Two other tools that served Quam well were division of labor and delegation. If she cooked, Entenza did the dishes. If she paid the bills, he picked up the toys. Friends and family helped with babysitting, but the couple also used all their savings to pay for a full-time nanny, a college student errand runner, and conveniences like grocery delivery (though a professional cleaning service was deemed too much of a luxury). Quam took the same approach at United-Healthcare. “In every case, I questioned, ‘Does this require me?’” she explains. “I might send a team member to a key meeting that my peers would do themselves because the boys were sick or I didn’t want to be away another night.” Yet that made her a more popular boss: “People wanted to be on my team because they got a lot of opportunity.”
Quam’s last rule of thumb was to be honest about who she was and allow her disparate worlds to overlap. So, just as she brought Ben to commission hearings early on, she started taking business trips with one twin in tow, partly to save Entenza the pain of being home alone with three boys, but also to do some one-on-one mother-son bonding, and, later, to expose her children to her work. (A corollary rule was that if she traveled alone, she had to return well rested.) On the job and in public forums, Quam also frequently talked about being a parent. It was a way to engage people on a personal level and encourage them to keep thinking about the importance of affordable health care, particularly for kids. Smith notes that this candor was unusual at the time; “work/life balance” had not yet become a corporate buzzword. “Lois carved that out for herself,” her colleague says. “Although her career became just huge, if she was asked to choose, you always knew what she would say.”
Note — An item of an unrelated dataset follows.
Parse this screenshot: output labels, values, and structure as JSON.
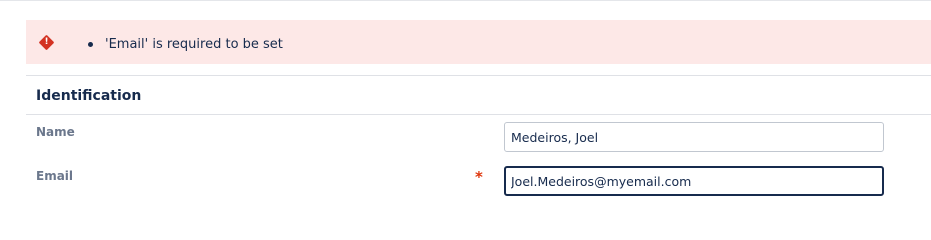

Quam’s oldest son is now 21; the twins are 19. Having left UnitedHealth Group in 2007 and done an 18-month stint over- seeing investment bank Piper Jaffray’s environmental and health care division, she now runs her own company, Tysvar, an incubator for “new green economy” and health care reform businesses. Looking back on her time as a young working mother, Quam acknowledges that she started out with the goal of “just making it.” “It was a very tough time,” she says. “But I was forced to learn things that made me more effective. It was the experience that should have made it impossible for me to become a CEO. But it actually gave me the remaining skills I needed.”